posted on 2021-08-09, 15:09 authored by Shweta R. Keshri, Sudheer Ganisetti, Rajesh Kumar, Anuraag Gaddam, Kavya Illath, Thalasseril G. Ajithkumar, Sathravada Balaji, K. Annapurna, Narendar Nasani, N.M. Anoop Krishnan, Amarnath R. Allu

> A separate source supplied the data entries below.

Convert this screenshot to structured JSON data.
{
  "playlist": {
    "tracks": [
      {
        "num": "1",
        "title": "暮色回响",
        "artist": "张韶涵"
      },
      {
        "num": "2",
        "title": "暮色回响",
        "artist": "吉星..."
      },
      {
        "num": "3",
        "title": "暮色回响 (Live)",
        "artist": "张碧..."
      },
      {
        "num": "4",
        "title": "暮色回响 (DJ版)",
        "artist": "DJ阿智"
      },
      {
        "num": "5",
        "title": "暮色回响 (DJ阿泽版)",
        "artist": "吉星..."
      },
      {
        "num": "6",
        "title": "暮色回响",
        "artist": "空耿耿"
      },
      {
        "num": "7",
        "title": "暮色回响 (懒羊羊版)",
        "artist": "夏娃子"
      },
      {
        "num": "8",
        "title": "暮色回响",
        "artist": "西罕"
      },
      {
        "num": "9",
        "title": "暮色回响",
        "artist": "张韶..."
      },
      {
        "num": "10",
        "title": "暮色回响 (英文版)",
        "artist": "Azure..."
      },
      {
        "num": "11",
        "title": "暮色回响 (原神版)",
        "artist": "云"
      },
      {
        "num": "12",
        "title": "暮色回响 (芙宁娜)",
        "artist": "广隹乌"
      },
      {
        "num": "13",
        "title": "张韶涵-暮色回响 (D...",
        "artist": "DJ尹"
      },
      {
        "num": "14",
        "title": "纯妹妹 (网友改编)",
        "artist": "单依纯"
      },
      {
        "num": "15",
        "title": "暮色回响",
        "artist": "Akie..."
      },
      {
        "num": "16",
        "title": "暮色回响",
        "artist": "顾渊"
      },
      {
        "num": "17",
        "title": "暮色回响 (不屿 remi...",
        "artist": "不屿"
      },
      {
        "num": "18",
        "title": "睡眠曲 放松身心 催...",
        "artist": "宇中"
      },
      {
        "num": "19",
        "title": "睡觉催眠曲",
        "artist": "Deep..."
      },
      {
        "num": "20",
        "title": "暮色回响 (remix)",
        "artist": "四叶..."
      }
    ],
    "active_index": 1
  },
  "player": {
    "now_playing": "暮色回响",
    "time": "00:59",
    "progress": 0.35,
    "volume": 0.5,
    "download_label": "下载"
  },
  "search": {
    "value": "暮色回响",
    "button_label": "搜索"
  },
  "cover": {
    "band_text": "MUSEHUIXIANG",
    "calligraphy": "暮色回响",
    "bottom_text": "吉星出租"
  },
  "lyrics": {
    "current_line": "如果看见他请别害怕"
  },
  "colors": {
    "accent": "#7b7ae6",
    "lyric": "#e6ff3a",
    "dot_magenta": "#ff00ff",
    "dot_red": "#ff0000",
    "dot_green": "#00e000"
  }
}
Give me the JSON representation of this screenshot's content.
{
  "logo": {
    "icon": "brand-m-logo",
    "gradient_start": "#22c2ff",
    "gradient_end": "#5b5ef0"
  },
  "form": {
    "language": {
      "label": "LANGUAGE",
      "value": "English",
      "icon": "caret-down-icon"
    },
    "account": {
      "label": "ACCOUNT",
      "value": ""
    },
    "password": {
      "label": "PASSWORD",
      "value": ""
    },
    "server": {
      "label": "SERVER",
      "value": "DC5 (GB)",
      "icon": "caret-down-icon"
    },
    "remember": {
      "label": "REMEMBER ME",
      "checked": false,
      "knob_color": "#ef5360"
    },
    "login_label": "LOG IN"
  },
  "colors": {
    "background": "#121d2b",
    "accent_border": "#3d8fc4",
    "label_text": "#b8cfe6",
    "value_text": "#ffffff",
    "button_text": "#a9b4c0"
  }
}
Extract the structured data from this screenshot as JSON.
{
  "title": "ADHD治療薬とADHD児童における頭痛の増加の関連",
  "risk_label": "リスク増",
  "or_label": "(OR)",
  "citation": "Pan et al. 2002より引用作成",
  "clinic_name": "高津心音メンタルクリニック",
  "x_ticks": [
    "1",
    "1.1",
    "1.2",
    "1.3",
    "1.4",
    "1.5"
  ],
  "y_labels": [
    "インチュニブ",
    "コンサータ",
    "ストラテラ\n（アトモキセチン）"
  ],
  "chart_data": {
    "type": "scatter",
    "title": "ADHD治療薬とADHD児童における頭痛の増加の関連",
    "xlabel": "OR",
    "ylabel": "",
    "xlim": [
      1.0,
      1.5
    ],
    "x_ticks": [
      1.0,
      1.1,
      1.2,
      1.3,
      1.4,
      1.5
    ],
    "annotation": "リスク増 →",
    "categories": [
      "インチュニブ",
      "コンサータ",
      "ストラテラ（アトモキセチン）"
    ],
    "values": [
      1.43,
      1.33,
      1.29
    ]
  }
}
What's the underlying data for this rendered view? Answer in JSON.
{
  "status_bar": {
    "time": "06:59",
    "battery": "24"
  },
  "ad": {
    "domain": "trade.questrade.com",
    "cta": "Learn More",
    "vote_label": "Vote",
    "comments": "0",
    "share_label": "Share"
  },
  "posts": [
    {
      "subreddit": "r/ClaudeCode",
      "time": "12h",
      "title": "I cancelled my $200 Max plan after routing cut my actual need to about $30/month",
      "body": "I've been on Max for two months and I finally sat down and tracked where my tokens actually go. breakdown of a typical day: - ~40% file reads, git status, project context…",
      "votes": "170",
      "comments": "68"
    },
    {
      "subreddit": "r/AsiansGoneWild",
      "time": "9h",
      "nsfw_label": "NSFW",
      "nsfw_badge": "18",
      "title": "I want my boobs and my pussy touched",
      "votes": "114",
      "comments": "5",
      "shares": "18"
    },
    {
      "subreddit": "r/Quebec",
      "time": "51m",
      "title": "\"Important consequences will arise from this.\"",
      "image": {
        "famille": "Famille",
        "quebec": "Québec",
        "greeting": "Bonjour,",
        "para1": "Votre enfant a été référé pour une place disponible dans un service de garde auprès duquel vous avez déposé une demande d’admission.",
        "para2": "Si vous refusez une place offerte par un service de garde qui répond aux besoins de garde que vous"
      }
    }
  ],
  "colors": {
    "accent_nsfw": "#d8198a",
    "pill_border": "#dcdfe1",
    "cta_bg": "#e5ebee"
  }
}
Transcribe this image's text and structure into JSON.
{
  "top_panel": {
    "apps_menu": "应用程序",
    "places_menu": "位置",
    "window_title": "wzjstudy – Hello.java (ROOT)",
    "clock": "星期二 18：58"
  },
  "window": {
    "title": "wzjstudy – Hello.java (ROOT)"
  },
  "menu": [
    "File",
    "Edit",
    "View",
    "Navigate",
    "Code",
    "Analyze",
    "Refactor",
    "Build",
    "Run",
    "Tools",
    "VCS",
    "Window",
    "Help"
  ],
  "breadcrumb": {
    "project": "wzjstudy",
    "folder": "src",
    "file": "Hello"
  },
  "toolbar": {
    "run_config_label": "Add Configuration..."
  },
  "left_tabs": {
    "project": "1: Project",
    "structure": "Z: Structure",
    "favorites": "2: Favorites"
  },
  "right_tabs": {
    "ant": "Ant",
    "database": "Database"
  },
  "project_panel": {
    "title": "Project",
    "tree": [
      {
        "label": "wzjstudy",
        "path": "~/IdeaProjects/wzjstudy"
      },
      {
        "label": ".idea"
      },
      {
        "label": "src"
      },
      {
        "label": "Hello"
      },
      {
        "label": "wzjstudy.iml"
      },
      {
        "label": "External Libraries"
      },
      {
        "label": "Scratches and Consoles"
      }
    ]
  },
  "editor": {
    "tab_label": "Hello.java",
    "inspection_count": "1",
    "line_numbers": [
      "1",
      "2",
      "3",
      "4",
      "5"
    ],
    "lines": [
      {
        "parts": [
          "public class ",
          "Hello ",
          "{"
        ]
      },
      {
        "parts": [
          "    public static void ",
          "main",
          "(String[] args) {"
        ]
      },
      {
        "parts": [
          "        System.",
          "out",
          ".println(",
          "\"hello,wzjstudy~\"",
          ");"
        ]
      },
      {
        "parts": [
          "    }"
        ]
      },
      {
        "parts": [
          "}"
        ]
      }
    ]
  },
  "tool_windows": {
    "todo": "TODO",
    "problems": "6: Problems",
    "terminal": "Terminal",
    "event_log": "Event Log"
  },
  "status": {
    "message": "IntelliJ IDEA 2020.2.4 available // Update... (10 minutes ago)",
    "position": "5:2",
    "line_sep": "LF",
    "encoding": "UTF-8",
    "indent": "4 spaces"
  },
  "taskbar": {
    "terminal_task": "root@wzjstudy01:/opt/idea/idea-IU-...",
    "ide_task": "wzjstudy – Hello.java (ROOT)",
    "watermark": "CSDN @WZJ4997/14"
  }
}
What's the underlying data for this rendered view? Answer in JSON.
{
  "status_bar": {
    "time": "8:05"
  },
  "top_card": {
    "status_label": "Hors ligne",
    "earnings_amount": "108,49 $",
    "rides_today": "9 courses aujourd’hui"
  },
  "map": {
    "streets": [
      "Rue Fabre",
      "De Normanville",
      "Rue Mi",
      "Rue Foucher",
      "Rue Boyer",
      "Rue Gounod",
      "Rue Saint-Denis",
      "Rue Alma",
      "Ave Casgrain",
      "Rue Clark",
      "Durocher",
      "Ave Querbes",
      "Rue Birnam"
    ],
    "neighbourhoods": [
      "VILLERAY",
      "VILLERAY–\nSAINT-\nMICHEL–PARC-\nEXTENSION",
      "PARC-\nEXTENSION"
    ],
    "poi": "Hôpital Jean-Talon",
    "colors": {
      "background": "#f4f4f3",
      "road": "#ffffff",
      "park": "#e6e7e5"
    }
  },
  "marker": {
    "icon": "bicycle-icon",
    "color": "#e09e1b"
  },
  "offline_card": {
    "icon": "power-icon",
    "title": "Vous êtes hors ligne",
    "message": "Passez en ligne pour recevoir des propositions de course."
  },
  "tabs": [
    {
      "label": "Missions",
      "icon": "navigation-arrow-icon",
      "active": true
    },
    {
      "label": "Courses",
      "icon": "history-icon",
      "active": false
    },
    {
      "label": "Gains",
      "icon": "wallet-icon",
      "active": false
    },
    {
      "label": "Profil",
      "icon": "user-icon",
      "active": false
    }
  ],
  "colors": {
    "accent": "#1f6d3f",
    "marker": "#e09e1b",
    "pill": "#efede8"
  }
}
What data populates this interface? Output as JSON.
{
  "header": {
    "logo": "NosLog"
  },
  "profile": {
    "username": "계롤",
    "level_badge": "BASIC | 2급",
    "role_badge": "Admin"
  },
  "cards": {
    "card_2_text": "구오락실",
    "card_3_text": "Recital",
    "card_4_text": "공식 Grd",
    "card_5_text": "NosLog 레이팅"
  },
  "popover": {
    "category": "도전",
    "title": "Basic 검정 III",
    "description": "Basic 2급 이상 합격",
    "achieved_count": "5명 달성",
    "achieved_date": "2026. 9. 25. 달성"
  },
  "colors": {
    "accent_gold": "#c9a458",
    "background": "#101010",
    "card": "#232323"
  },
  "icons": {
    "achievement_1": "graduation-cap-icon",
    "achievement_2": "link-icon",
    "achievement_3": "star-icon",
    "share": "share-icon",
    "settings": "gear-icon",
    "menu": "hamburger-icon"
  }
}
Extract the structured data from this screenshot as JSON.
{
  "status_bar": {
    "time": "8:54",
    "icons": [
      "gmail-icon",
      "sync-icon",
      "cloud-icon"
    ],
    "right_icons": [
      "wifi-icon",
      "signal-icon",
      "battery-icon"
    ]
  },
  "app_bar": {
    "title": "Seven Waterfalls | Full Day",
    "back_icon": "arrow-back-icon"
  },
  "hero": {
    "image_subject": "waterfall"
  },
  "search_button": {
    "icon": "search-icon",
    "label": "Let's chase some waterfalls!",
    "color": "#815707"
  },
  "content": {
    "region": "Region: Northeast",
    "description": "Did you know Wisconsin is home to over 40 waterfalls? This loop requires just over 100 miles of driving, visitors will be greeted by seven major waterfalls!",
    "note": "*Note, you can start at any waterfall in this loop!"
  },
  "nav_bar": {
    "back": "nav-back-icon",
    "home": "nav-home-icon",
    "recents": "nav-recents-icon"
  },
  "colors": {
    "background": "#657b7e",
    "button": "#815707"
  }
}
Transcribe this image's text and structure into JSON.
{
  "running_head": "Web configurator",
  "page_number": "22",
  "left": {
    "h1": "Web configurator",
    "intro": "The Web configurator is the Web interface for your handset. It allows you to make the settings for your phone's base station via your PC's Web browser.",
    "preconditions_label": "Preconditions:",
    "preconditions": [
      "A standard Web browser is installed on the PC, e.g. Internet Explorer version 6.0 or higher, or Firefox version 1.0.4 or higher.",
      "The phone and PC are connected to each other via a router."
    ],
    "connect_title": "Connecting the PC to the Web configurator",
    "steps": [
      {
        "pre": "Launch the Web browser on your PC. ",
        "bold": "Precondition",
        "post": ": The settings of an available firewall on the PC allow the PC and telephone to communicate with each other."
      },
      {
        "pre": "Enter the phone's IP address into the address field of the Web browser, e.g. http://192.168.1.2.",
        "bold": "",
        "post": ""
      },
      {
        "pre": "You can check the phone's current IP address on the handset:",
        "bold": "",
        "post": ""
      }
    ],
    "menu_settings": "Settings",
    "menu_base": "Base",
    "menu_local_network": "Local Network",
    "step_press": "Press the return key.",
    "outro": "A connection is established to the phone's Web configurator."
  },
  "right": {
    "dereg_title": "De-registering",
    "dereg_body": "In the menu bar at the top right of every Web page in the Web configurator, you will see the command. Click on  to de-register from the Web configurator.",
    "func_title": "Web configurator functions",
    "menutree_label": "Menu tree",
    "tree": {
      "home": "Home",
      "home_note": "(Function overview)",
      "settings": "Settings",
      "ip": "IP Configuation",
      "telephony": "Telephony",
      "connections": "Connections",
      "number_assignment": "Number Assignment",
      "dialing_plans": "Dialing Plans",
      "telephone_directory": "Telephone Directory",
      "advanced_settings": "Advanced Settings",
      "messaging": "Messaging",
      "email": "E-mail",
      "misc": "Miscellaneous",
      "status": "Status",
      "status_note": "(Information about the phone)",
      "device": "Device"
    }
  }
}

In glasses, a sodium ion (Na+) is a significant mobile cation that takes up a dual role, that is, as a charge compensator and also as a network modifier. As a network modifier, Na+ cations modify the structural distributions and create nonbridging oxygens. As a charge compensator, Na+ cations provide imbalanced charge for oxygen that is linked between two network-forming tetrahedra. However, the factors controlling the mobility of Na+ ions in glasses, which in turn affects the ionic conductivity, remain unclear. In the current work, using high-fidelity experiments and atomistic simulations, we demonstrate that the ionic conductivity of the Na3Al2P3O12 (Si0) glass material is dependent not only on the concentration of Na+ charge carriers but also on the number of charge-compensated oxygens within its first coordination sphere. To investigate, we chose a series of glasses formulated by the substitution of Si for P in Si0 glass based on the hypothesis that Si substitution in the presence of Na+ cations increases the number of Si–O–Al bonds, which enhances the role of Na as a charge compensator. The structural and conductivity properties of bulk glass materials are evaluated by molecular dynamics (MD) simulations, magic angle spinning-nuclear magnetic resonance, Raman spectroscopy, and impedance spectroscopy. We observe that the increasing number of charge-imbalanced bridging oxygens (BOs) with the substitution of Si for P in Si0 glass enhances the ionic conductivity by an order of magnitudefrom 3.7 × 10–8 S.cm–1 to 3.3 × 10–7 S.cm–1 at 100 °C. By rigorously quantifying the channel regions in the glass structure, using MD simulations, we demonstrate that the enhanced ionic conductivity can be attributed to the increased connectivity of Na-rich channels because of the increased charge-compensated BOs around the Na atoms. Overall, this study provides new insights for designing next-generation glass-based electrolytes with superior ionic conductivity for Na-ion batteries.